# Task item:
Search the material below for lines containing the string "Perception", and copy every one you find.

▽

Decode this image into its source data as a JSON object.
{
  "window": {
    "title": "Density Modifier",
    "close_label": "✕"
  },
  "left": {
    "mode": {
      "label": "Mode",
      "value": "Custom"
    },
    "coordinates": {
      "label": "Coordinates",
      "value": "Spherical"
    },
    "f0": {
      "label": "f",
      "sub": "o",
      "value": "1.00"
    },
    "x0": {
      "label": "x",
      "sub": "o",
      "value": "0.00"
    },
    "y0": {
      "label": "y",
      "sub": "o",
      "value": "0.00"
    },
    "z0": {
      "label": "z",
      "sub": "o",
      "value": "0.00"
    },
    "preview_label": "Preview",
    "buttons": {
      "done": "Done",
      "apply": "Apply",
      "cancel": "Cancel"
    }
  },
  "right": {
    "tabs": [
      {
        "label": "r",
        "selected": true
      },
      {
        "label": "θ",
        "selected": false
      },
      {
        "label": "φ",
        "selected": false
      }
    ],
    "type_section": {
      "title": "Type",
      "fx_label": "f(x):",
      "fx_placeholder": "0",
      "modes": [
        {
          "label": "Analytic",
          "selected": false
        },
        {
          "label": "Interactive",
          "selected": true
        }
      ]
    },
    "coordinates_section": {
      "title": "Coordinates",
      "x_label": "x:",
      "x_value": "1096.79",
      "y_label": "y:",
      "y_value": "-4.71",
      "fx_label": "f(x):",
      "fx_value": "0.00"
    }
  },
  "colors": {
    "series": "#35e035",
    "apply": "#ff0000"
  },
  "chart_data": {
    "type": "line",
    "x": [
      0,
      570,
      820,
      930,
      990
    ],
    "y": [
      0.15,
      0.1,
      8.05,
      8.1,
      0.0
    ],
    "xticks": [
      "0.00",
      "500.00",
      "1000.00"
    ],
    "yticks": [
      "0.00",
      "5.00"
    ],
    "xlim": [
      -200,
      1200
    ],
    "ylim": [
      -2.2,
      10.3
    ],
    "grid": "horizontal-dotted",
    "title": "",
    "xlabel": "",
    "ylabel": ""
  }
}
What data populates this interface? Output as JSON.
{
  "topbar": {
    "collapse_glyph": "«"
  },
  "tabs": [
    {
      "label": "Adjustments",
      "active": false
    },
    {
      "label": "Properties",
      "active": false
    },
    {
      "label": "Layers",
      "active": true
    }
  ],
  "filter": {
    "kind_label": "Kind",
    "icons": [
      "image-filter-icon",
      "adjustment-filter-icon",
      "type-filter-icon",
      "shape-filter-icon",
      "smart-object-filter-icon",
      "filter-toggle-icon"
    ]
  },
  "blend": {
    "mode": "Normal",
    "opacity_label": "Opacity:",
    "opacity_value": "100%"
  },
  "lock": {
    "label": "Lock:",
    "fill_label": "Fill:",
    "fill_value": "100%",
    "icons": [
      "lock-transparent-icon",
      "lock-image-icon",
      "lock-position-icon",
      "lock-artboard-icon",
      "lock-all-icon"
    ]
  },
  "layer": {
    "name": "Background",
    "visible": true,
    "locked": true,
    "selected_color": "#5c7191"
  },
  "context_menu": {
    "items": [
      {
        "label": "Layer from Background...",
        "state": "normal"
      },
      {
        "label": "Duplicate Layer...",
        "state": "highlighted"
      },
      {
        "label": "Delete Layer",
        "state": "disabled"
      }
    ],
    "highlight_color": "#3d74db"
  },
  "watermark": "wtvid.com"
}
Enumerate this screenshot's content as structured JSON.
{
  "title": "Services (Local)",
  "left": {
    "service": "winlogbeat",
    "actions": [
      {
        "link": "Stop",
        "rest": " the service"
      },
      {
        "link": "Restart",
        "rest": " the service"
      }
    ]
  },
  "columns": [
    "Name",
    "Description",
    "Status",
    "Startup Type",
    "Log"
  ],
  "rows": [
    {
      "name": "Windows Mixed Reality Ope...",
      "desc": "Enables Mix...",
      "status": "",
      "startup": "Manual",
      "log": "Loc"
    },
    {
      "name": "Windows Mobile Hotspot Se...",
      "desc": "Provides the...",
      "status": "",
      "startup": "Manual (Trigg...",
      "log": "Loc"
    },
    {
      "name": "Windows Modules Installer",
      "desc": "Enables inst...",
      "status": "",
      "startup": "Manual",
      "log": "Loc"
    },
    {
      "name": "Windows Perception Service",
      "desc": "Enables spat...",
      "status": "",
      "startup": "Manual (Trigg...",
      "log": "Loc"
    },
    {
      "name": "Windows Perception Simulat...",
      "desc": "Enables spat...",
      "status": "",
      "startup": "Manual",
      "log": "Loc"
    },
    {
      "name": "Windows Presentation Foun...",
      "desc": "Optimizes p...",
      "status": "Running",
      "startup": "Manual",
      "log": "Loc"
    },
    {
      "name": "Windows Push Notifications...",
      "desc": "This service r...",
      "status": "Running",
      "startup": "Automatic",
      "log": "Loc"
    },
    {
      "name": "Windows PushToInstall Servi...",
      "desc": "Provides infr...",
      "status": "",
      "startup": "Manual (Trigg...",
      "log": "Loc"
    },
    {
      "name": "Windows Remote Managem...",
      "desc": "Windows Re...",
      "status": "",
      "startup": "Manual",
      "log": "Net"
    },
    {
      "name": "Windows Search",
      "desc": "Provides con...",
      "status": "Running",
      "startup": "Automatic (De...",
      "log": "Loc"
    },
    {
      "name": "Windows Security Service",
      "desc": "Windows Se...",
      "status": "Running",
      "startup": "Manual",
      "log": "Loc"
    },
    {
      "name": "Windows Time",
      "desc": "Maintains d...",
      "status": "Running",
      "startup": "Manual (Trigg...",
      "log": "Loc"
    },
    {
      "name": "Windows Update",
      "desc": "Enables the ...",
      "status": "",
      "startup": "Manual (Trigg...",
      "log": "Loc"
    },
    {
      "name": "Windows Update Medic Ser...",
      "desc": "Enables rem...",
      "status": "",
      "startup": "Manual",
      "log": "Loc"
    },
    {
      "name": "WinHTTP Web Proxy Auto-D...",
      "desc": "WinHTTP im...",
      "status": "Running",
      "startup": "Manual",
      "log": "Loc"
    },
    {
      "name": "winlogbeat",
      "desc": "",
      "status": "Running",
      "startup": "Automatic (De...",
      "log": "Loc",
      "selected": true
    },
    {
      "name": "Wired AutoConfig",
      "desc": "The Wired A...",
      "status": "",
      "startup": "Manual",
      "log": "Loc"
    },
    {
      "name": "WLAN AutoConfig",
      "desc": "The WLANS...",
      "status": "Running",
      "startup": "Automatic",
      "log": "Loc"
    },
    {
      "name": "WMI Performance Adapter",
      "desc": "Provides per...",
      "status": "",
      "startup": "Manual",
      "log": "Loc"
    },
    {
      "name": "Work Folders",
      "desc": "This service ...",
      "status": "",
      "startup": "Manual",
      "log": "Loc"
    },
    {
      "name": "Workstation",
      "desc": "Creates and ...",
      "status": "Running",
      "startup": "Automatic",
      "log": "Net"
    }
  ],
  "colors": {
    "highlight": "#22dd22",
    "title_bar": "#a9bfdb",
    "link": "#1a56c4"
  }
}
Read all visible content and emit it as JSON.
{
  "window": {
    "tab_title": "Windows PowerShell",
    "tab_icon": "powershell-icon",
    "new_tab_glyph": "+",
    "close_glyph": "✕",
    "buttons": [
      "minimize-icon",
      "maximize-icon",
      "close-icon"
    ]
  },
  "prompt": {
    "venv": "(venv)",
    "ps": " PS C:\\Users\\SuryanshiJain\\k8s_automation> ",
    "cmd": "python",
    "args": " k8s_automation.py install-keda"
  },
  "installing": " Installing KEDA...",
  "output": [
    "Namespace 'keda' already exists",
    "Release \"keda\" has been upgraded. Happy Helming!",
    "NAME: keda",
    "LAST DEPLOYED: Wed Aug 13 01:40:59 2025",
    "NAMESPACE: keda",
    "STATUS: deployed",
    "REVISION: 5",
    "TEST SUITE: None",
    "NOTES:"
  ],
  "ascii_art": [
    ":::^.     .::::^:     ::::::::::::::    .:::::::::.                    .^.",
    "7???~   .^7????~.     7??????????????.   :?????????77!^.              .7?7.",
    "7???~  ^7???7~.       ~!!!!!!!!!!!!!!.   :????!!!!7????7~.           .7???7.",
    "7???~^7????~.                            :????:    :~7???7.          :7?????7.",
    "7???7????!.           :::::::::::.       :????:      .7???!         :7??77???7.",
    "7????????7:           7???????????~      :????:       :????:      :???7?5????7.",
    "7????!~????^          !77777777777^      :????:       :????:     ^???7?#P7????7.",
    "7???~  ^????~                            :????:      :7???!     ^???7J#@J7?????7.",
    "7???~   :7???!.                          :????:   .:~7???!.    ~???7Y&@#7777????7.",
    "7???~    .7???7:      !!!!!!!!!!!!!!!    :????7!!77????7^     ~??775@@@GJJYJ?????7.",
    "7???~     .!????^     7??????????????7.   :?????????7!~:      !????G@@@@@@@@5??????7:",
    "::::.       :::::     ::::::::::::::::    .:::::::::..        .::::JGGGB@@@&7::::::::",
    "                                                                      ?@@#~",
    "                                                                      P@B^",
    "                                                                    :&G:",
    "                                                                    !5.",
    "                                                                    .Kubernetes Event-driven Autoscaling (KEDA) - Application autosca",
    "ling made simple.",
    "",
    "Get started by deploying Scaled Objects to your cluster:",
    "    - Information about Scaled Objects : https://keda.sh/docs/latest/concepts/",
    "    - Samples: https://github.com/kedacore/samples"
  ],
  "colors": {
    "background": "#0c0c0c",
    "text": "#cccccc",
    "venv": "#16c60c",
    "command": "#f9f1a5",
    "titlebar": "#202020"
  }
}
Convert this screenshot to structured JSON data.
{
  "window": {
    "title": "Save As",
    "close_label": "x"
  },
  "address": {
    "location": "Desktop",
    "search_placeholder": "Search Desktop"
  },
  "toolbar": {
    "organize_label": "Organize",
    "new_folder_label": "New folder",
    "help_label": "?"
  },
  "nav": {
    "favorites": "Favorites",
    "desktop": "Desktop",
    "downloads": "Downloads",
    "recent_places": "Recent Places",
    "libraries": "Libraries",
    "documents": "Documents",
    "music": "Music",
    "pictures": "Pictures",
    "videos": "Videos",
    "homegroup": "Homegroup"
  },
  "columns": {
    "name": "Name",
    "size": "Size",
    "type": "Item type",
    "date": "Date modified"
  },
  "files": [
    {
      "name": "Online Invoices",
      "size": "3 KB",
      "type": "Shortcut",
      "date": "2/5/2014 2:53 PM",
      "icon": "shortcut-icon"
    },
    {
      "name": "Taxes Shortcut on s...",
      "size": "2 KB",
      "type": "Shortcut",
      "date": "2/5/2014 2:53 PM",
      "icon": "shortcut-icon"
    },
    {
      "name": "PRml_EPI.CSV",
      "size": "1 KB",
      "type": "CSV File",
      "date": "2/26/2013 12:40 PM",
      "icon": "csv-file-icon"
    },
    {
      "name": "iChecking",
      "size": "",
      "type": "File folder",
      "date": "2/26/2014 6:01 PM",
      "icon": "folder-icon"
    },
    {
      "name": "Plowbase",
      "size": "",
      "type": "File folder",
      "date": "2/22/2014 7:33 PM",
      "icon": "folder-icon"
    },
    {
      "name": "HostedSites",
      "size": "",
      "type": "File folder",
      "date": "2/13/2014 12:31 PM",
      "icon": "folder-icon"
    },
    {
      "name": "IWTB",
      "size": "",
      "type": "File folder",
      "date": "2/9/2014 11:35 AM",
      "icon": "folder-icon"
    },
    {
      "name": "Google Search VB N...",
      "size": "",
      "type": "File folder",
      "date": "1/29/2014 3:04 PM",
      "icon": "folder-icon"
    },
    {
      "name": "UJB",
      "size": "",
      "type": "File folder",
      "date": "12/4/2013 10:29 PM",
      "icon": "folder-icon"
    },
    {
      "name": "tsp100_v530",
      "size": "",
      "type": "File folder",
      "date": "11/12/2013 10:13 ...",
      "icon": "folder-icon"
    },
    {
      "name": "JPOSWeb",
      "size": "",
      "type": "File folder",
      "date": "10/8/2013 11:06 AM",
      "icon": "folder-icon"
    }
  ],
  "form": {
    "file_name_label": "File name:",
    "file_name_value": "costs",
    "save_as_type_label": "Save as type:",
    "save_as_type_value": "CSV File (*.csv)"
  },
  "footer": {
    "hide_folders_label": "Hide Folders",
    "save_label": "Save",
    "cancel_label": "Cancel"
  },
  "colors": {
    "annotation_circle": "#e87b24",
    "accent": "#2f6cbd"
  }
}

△

# Answer section:
      "name": "Windows Perception Service",
      "name": "Windows Perception Simulat...",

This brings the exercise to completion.